WORK INSTRUCTIONS.
Find every line below with the string "title" and pick it out.

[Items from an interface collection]
========================
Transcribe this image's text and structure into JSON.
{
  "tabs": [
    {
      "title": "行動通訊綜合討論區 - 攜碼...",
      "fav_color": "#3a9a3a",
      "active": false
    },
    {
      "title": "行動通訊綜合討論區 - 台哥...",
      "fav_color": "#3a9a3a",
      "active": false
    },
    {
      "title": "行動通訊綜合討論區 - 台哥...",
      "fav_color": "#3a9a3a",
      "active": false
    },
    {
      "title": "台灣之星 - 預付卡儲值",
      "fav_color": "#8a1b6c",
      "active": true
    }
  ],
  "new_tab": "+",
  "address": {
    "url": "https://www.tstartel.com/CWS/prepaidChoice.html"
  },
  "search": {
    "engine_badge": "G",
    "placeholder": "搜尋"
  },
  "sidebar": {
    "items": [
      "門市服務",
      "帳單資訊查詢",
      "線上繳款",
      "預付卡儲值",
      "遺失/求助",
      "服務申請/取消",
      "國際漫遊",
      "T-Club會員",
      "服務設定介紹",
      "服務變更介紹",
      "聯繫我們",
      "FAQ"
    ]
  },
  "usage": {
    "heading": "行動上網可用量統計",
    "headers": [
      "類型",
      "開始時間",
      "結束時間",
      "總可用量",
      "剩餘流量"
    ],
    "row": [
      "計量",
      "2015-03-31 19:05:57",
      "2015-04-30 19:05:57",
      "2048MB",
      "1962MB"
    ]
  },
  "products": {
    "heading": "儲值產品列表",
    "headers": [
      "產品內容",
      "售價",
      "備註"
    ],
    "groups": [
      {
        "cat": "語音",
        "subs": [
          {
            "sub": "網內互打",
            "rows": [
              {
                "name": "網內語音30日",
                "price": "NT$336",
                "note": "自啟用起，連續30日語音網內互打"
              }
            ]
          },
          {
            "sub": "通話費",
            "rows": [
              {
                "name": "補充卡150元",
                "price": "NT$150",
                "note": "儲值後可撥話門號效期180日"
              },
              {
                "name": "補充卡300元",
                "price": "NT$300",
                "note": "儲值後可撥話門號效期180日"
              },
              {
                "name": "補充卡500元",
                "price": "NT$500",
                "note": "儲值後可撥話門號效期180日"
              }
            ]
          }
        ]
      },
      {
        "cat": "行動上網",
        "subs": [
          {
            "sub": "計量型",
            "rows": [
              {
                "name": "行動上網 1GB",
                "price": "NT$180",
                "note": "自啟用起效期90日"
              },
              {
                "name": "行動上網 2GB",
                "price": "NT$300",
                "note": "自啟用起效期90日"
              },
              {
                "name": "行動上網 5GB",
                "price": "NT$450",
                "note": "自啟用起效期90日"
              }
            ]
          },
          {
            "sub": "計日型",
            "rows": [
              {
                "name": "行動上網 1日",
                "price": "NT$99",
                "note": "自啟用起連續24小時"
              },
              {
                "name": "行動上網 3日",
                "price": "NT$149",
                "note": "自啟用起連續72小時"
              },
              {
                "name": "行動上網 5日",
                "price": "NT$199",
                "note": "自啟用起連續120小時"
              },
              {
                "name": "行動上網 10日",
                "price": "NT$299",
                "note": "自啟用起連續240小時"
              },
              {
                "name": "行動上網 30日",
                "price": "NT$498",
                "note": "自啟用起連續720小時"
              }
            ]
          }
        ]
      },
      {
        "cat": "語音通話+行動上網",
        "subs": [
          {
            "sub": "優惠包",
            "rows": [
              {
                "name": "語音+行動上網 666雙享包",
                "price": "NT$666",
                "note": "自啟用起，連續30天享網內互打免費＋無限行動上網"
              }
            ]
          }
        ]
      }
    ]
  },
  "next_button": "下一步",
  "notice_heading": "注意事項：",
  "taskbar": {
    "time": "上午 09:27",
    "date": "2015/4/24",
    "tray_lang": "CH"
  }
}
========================
REPLY TO THE TASK.
      "title": "行動通訊綜合討論區 - 攜碼...",
      "title": "行動通訊綜合討論區 - 台哥...",
      "title": "行動通訊綜合討論區 - 台哥...",
      "title": "台灣之星 - 預付卡儲值",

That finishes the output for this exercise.